The short answer is yes – they could. There is an obligation on both parties in a divorce to disclose assets fully and frankly. And courts need marital property to be preserved until it reaches a final decision that is fair to both sides. Transfers of assets to family members or third parties before or during the process could be seen as a way to reduce the pot available for division in any financial settlement or court order.
We have previously discussed the implications for a spouse who attempts to hide assets and his or her actions are subsequently discovered. These include reopening of settlements in the future and negative cost consequences for the offending party.
But is the situation any different when, instead of hiding assets, one spouse decides, whether transparently or not, to transfer assets to a third party?
The Family Court’s Wide Discretion

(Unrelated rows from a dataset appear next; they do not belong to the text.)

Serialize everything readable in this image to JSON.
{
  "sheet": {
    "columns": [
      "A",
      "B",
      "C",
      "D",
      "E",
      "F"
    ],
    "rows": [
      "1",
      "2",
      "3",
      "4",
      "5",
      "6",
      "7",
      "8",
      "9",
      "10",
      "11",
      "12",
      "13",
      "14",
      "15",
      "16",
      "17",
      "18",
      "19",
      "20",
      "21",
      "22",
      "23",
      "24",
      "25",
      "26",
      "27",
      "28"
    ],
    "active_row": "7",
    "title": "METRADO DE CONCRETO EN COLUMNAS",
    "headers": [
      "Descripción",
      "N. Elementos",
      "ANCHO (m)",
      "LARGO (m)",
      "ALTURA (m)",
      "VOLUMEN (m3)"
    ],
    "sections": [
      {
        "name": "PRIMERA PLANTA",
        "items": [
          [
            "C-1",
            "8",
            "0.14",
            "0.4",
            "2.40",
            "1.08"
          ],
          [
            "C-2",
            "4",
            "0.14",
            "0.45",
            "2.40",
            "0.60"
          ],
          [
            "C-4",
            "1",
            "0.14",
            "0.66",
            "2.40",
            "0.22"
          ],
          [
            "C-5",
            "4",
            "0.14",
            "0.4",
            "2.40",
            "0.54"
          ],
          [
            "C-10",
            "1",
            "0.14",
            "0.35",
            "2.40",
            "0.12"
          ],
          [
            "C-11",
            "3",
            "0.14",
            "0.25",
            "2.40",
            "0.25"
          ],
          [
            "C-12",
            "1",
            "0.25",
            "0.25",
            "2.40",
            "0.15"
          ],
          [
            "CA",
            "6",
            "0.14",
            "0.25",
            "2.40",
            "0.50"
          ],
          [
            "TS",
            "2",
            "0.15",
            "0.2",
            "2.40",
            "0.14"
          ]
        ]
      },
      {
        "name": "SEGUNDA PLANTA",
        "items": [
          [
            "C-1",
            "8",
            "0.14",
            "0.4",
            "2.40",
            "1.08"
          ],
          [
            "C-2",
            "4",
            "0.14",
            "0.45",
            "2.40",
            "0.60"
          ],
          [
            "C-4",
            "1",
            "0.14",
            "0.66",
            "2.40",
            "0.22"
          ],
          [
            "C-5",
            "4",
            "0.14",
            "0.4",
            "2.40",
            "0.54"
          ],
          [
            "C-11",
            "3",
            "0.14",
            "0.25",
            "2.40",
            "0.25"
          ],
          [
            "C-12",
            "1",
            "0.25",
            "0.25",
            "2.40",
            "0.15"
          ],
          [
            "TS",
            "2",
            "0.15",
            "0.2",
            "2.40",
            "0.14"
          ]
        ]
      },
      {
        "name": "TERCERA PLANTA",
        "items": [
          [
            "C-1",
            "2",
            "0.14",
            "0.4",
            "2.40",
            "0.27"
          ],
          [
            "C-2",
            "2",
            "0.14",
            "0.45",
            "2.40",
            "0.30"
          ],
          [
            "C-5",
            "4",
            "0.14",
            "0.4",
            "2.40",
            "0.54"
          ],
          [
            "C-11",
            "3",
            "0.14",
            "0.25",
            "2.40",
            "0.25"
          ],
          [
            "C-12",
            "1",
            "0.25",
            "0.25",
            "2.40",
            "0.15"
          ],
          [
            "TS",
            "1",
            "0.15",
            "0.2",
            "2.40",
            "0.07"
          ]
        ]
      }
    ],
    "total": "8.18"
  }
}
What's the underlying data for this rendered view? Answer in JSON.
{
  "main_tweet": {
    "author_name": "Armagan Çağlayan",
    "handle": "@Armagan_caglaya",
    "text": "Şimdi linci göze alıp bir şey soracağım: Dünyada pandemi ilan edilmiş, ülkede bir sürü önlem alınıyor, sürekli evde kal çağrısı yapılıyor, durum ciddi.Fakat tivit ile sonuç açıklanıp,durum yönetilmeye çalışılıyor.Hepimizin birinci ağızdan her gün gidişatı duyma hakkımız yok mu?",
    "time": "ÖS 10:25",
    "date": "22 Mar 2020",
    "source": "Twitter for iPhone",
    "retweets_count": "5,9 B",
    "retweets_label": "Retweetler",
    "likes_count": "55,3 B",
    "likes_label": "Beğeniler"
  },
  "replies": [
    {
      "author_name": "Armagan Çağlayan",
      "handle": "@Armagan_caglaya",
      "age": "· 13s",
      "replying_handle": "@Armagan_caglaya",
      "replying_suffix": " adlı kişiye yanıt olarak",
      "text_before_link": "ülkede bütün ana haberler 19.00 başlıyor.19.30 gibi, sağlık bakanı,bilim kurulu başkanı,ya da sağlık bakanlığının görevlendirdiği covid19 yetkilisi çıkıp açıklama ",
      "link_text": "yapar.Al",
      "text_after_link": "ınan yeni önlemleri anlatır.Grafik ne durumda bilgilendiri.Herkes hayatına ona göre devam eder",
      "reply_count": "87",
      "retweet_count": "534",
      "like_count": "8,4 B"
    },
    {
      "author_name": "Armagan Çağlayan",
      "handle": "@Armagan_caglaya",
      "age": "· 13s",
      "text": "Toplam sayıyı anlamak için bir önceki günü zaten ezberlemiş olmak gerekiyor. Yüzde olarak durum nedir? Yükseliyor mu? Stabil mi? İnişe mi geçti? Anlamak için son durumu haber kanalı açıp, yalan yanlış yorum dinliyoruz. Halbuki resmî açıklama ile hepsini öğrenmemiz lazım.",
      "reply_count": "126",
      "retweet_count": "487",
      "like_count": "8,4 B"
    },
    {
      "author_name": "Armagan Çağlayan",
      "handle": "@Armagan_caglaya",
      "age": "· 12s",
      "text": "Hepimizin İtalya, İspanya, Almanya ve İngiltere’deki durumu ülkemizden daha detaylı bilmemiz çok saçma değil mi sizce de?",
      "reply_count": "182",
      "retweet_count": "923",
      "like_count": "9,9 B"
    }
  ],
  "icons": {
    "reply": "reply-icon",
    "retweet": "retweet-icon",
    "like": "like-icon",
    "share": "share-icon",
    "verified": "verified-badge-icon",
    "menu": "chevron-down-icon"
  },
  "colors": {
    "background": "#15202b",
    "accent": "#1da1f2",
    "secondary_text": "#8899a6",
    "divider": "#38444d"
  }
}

Divorce courts have a wide discretion to make property adjustment and other orders when making decisions on financial matters. And this extends to examining transactions with third parties, including family members, that have reduced the assets of one spouse. The relevant rules are contained in the Matrimonial Causes Act, 1973. They state that any disposition made by one spouse in financial relief proceedings can be ‘reviewed’ unless:
- it was made for valuable consideration
- it was made to a person who was acting in good faith
- that person was unaware of any intention of the spouse to defeat or reduce a claim for financial relief.
If the spouse making the disposition cannot satisfy these tests the court can ultimately set the disposition aside. But it will only do so if satisfied that the undoing of the transaction would result in a different financial settlement.
The court also has the power to prevent transfers taking place if it thinks one party is contemplating such a disposition with the intention of reducing the financial relief available.
A Word Of Warning
In situations like this it is essential for a spouse who is suspicious to obtain specialist legal advice as a matter of urgency. Failure to do so could result in it being difficult to bring assets back within the jurisdiction of the courts. Sometimes it is tempting to take matters into your own hands and investigate your spouse’s financial affairs surreptitiously. But it is never a good idea to access documentation or computer records belonging to your spouse without consent. It could damage your position by undermining your position in the eyes of the court and even open you up to the possibility of criminal or civil charges.